Depending on the baby’s position, each mother will feel the pain of her contractions differently. Below we’ll explain the different types of contractions you might experience:

How to Recognize that You're Going into Labor
  1. Intense cramping

If you experience menstrual pain, then you know what we’re talking about. However, the cramps that come with labor contractions will be much stronger than what you’re used to.

Some mothers claim that it’s like having menstrual pain accompanied by a cramping sensation and stomach pain.

  1. Pain in your hips and back

This kind of contraction is common for mothers whose babies are positioned against her back. In other words, your  baby’s back is resting against your own back.

Mothers who experience these contractions say it’s as if their hips were stretching away from their backs. Don’t worry, your hips aren’t going to come loose – it’s just a sensation!

  1. Tolerable pain.

Yes, that’s right. Tolerable pain. Some mothers are very afraid of giving birth because they fear the pain will be too much. When the time comes, they expect the pain to grow worse and worse.
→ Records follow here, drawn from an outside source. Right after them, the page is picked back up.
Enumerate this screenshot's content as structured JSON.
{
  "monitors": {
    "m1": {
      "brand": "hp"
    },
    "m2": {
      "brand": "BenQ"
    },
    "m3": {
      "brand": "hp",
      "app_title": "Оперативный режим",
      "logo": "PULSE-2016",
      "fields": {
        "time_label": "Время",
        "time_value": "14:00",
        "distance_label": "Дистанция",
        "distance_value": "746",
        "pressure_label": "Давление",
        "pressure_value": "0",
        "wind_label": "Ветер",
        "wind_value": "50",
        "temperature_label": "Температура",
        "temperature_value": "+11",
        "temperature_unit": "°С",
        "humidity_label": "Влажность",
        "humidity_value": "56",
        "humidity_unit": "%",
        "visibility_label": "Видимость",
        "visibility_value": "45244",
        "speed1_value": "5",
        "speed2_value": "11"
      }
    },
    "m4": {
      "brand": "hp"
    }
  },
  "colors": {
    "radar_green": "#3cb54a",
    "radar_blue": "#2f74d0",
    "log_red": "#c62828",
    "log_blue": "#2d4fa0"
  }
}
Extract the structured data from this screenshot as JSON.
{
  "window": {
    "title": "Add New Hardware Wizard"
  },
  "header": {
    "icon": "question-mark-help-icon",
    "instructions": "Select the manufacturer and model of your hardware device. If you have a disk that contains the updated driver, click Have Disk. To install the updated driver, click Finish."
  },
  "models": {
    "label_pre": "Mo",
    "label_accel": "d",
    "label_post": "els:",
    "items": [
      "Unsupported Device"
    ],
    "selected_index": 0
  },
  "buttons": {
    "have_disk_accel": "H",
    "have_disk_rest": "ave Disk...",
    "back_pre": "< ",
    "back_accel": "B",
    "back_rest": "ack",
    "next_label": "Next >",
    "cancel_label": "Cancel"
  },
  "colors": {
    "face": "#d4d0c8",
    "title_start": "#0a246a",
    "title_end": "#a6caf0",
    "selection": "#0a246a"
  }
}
However, when it’s all over, they often say that it wasn’t as bad as they expected. Rather, the pain was tolerable .

We hope this information will help you know when you’re going into labor, and when you are not.

If you have any doubts when the time comes, your doctor will be able to answer your questions and tell you exactly what’s going on.

All cited sources were thoroughly reviewed by our team to ensure their quality, reliability, currency, and validity. The bibliography of this article was considered reliable and of academic or scientific accuracy.

  • Brown, H. Trabajo de parto. Manual MSD- Versión para público general. [En línea].
  • ¿Cuáles son las etapas del trabajo de parto?– NIH Eunice Kennedy Shriver National Institute of Child Health and Human Development.

This text is provided for informational purposes only and does not replace consultation with a professional. If in doubt, consult your specialist.